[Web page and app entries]
*****
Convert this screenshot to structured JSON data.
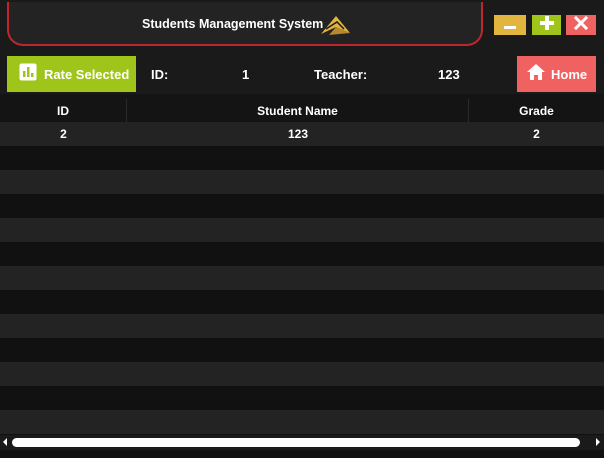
{
  "window": {
    "title": "Students Management System",
    "logo_icon": "paper-plane-logo-icon",
    "controls": {
      "minimize_icon": "minus-icon",
      "maximize_icon": "plus-icon",
      "close_icon": "close-icon"
    }
  },
  "toolbar": {
    "rate_label": "Rate Selected",
    "rate_icon": "bar-chart-icon",
    "id_label": "ID:",
    "id_value": "1",
    "teacher_label": "Teacher:",
    "teacher_value": "123",
    "home_label": "Home",
    "home_icon": "home-icon"
  },
  "table": {
    "columns": [
      "ID",
      "Student Name",
      "Grade"
    ],
    "rows": [
      [
        "2",
        "123",
        "2"
      ],
      [
        "",
        "",
        ""
      ],
      [
        "",
        "",
        ""
      ],
      [
        "",
        "",
        ""
      ],
      [
        "",
        "",
        ""
      ],
      [
        "",
        "",
        ""
      ],
      [
        "",
        "",
        ""
      ],
      [
        "",
        "",
        ""
      ],
      [
        "",
        "",
        ""
      ],
      [
        "",
        "",
        ""
      ],
      [
        "",
        "",
        ""
      ],
      [
        "",
        "",
        ""
      ],
      [
        "",
        "",
        ""
      ],
      [
        "",
        "",
        ""
      ]
    ]
  },
  "colors": {
    "accent_yellow": "#e2b53f",
    "accent_green": "#9fc41a",
    "accent_red": "#f06261",
    "title_border": "#c0262d",
    "background": "#141414"
  }
}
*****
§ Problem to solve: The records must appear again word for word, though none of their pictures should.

§ Task answer:
Convert this screenshot to structured JSON data.
{
  "window": {
    "title": "Students Management System",
    "logo_icon": "paper-plane-logo-icon",
    "controls": {
      "minimize_icon": "minus-icon",
      "maximize_icon": "plus-icon",
      "close_icon": "close-icon"
    }
  },
  "toolbar": {
    "rate_label": "Rate Selected",
    "rate_icon": "bar-chart-icon",
    "id_label": "ID:",
    "id_value": "1",
    "teacher_label": "Teacher:",
    "teacher_value": "123",
    "home_label": "Home",
    "home_icon": "home-icon"
  },
  "table": {
    "columns": [
      "ID",
      "Student Name",
      "Grade"
    ],
    "rows": [
      [
        "2",
        "123",
        "2"
      ],
      [
        "",
        "",
        ""
      ],
      [
        "",
        "",
        ""
      ],
      [
        "",
        "",
        ""
      ],
      [
        "",
        "",
        ""
      ],
      [
        "",
        "",
        ""
      ],
      [
        "",
        "",
        ""
      ],
      [
        "",
        "",
        ""
      ],
      [
        "",
        "",
        ""
      ],
      [
        "",
        "",
        ""
      ],
      [
        "",
        "",
        ""
      ],
      [
        "",
        "",
        ""
      ],
      [
        "",
        "",
        ""
      ],
      [
        "",
        "",
        ""
      ]
    ]
  },
  "colors": {
    "accent_yellow": "#e2b53f",
    "accent_green": "#9fc41a",
    "accent_red": "#f06261",
    "title_border": "#c0262d",
    "background": "#141414"
  }
}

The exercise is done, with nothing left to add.